Something felt off about Mother’s Day this year.

For one weekend every May, we post social media tributes and bow to marketing campaigns thanking our moms, letting them know they’ve given us something that can never be repaid.

But that same weekend, the national news cycle was caught up in the drama — and the fear — generated by the mysterious leak less than a week earlier of a draft majority opinion written by Supreme Court Justice Samuel Alito that would overturn Roe v. Wade and return the issue of legal abortion to the states. By that...

Something felt off about Mother’s Day this year.

For one weekend every May, we post social media tributes and bow to marketing campaigns thanking our moms, letting them know they’ve given us something that can never be repaid.

But that same weekend, the national news cycle was caught up in the drama — and the fear — generated by the mysterious leak less than a week earlier of a draft majority opinion written by Supreme Court Justice Samuel Alito that would overturn Roe v. Wade and return the issue of legal abortion to the states. By that Sunday, we’d seen maternity clinics and Catholic churches vandalized, protests in front of the homes of Supreme Court justices, and ominous warnings from the mainstream press explaining what women stand to lose if Roe falls.

The same country celebrating the women who carried, fed, and cared for us at our most vulnerable was also witnessing the most unabashed popular manifestation of anti-motherhood sentiment in public memory.

The specter of most abortions suddenly becoming illegal in several states, the pro-choice side has warned, poses a catastrophic threat to our country. The message is clear: something big is about to be taken from us, and we should all be afraid.

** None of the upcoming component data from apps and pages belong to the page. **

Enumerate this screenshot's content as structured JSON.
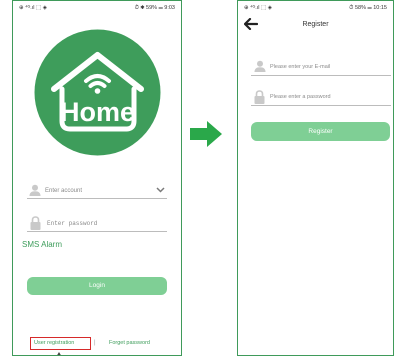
{
  "login_screen": {
    "status_left": "⊕ ⁴ᴳ.ıl ⬚ ◈",
    "status_right": "⏱ ✱ 59% ▭ 9:03",
    "account_placeholder": "Enter account",
    "password_placeholder": "Enter password",
    "sms_alarm": "SMS Alarm",
    "login_button": "Login",
    "user_registration": "User registration",
    "separator": "|",
    "forget_password": "Forget password",
    "logo_text": "Home"
  },
  "register_screen": {
    "status_left": "⊕ ⁴ᴳ.ıl ⬚ ◈",
    "status_right": "⏱ 58% ▭ 10:15",
    "title": "Register",
    "email_placeholder": "Please enter your E-mail",
    "password_placeholder": "Please enter a password",
    "register_button": "Register"
  },
  "colors": {
    "brand_green": "#3e9d5b",
    "button_green": "#7fcf95",
    "highlight_red": "#d62a2a"
  },
  "icons": [
    "person-icon",
    "lock-icon",
    "chevron-down-icon",
    "back-arrow-icon",
    "wifi-icon",
    "next-arrow-icon"
  ]
}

It’s that fear of loss, of having something valuable taken, that has come to characterize our national conversation.

When Covid-19 brought most of the world to a halt two years ago, an unexpected “taking” took place on a globalized scale. The pandemic took the lives of friends and relatives, especially older ones, as well as the ability to properly mourn their losses with other people. It took social lives, replacing them (for a thankfully brief time) with Zoom drinking sessions and socially distanced dates. It took the ability to visit our elders and give them the human contact they craved most. In some parts of the world, it even temporarily claimed the freedom to leave one’s home and go for a walk. Remember that?

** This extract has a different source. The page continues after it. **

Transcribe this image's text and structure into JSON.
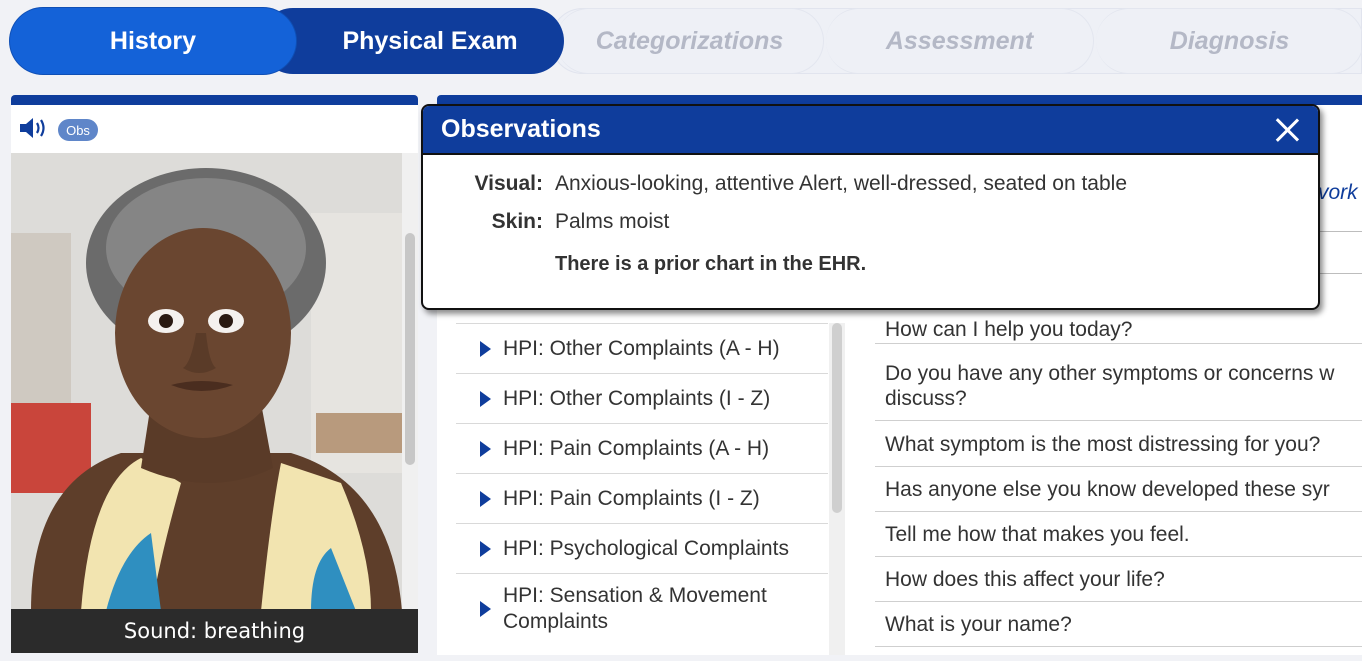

But in the time it’s taken for the pandemic to gradually recede and society to return to normality, there’s been plenty of other fear and taking, too. The wealthy and poor alike worry about what surging inflation will take from their futures. A growing movement of parents are afraid of what gender theory and identity politics in classroom curricula will take from their children. Others fear that the decision to have children at all will further endanger a strained, overpopulated planet.

Most recently, the promises of the world’s richest man to lift the shackles of censorship and restore the supposed ideals of free speech to Twitter has provoked an outpouring of fear and indignation from the supposed enemies of disinformation.

What is painfully clear is that in this time of deep change, we are afraid, and, perhaps even worse, we have gotten used to feeling perpetually under siege. Seemingly every decision to be made about the future — from having babies to saving for retirement — now carries an added layer of risk.

“The world as we knew it is not coming back, and it’s entirely reasonable that we may find ourselves plagued with a general restlessness,” declared a Buzzfeed analysis earlier this year, arguing that, especially for younger generations accustomed to a sense of global stability, what’s currently underway is something more permanent than a supposed “vibe shift.”

Perhaps nothing embodies this era of fear better than our growing dependence on abortion — and the tactics at work to preserve and even codify Roe into law. Aborting a child is fundamentally an act of fear: fear of responsibility, fear of a future with less money and personal time.

It’s no surprise, then, that in such a climate, pro-choice politicians like Congresswoman Katie Porter of California have gone so far as to hail abortion as an answer to our current economic woes. A hardship like inflation, Porter said a recent cable news interview, “is exactly why people need to be in charge of how many mouths they are going to have to feed.”

That may sound like a far cry from the “safe, legal, and rare” mantra that pro-choicers once espoused, but it’s the kind of cold logic that befits a society under siege. Consider, for example, that while we’re experiencing a nationwide shortage of baby formula threatening newborn lives, politicians in Washington are fighting desperately to expand the ability to end pre-born ones.

Perhaps it’s not reasonable to expect activists and politicians to budge from their deeply held beliefs. But when it comes having a rational debate about abortion, a good place to start would be to recognize that fear often makes us do — and say — some scary things.